“I am glad the dean is resigning. I am sorry that it has taken so long. I expected it last June when it became apparent that he was responsible for the grade changes. I am sorry that the dean still has not been relieved of his duties, and won’t be until Dec. 31. Also I am sorry the report did not address the remedial action necessary to redact the four bogus M.B.A. degrees awarded this summer, three in May and one in August, long after this grade changing incident was publicized…”

One comment touches on the unasked questions here:

Why are people complaining about this? Raising graduation rates is the paramount duty of everyone in higher education. The Dean just did his utterly predictable part.

The gentle reader needs to understand completely why this guy wasn’t fired by admin for blatant fraud. Because he was, indeed, doing his job, with the full support of administration, which supports blatant fraud. The whole administration knew about the fraud, as I anyone familiar with grade-change procedures would know:

In legitimate institutions, a lone administrator, even a Dean, cannot just willy-nilly change grades and award degrees. To do so requires three, four, quite possibly five different signatures (faculty, department head, and a dean, to start, and quite possibly a registrar and provost), all asserting that a grade was granted in error—the system is this involved because we all know anything less than that would be prone to forgery.

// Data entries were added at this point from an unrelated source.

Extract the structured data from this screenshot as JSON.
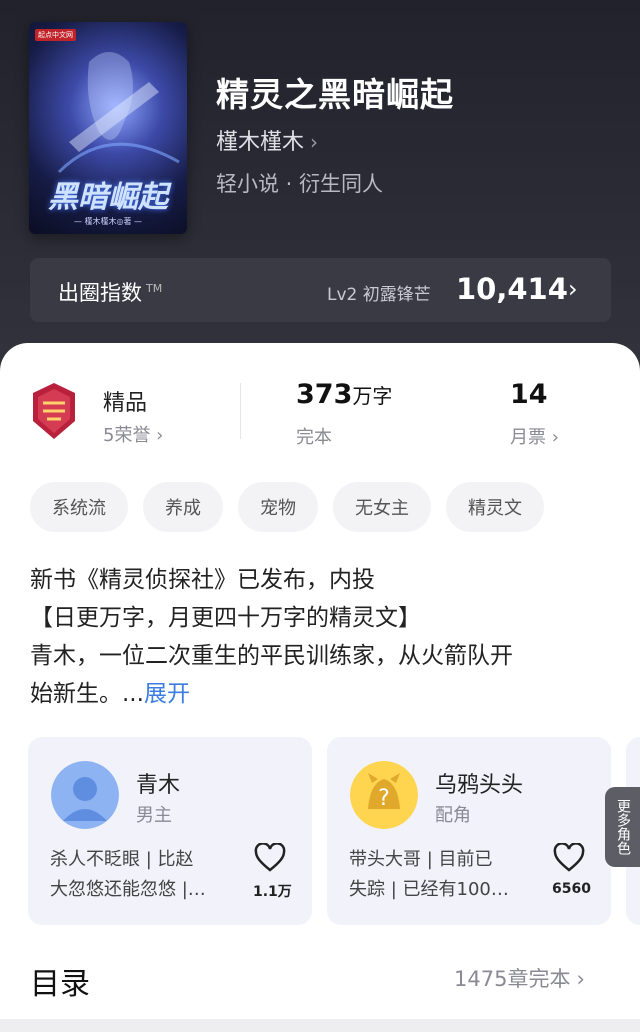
{
  "book": {
    "cover": {
      "publisher": "起点中文网",
      "title": "黑暗崛起",
      "author_line": "— 槿木槿木◎著 —"
    },
    "title": "精灵之黑暗崛起",
    "author": "槿木槿木",
    "author_chevron": "›",
    "genre": "轻小说 · 衍生同人"
  },
  "index_bar": {
    "label": "出圈指数",
    "tm": "TM",
    "level": "Lv2 初露锋芒",
    "value": "10,414",
    "chevron": "›"
  },
  "stats": {
    "quality": "精品",
    "honors": "5荣誉 ›",
    "word_count": "373",
    "word_unit": "万字",
    "status": "完本",
    "monthly_tickets": "14",
    "tickets_label": "月票 ›"
  },
  "tags": [
    "系统流",
    "养成",
    "宠物",
    "无女主",
    "精灵文"
  ],
  "synopsis": {
    "line1": "新书《精灵侦探社》已发布，内投",
    "line2": "【日更万字，月更四十万字的精灵文】",
    "line3": "青木，一位二次重生的平民训练家，从火箭队开",
    "line4": "始新生。...",
    "expand": "展开"
  },
  "characters": [
    {
      "name": "青木",
      "role": "男主",
      "desc_line1": "杀人不眨眼 | 比赵",
      "desc_line2": "大忽悠还能忽悠 |…",
      "likes": "1.1万"
    },
    {
      "name": "乌鸦头头",
      "role": "配角",
      "desc_line1": "带头大哥 | 目前已",
      "desc_line2": "失踪 | 已经有100…",
      "likes": "6560"
    }
  ],
  "more_roles": "更多角色",
  "toc": {
    "title": "目录",
    "count": "1475章完本",
    "chevron": "›"
  },
  "colors": {
    "hero_bg": "#2b2b35",
    "link_blue": "#3b7de0",
    "card_bg": "#f1f2fa"
  }
}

Even then, the signatures have to be hand submitted, and then the grades changed. And we’re supposed to believe none of the people involved suspected something was fishy here? This scandal emerged not from an administrator wondering at the strange new way of changing grades and awarding degrees, but because a faculty member at graduation saw students that he knew couldn’t possibly be legitimate graduates. If that faculty didn’t speak (as many, many, don’t) those bogus degrees would have gone unchallenged. All across the country, faculty are too intimidated to speak up.

It’s good to know that I’m not the only faculty at a graduation wondering “how on Earth did that guy graduate?” but I really think accreditation should mandate all schools allow faculty to ask when they see something fishy at graduation…because I’m telling the gentle reader, this isn’t nearly so rare an event.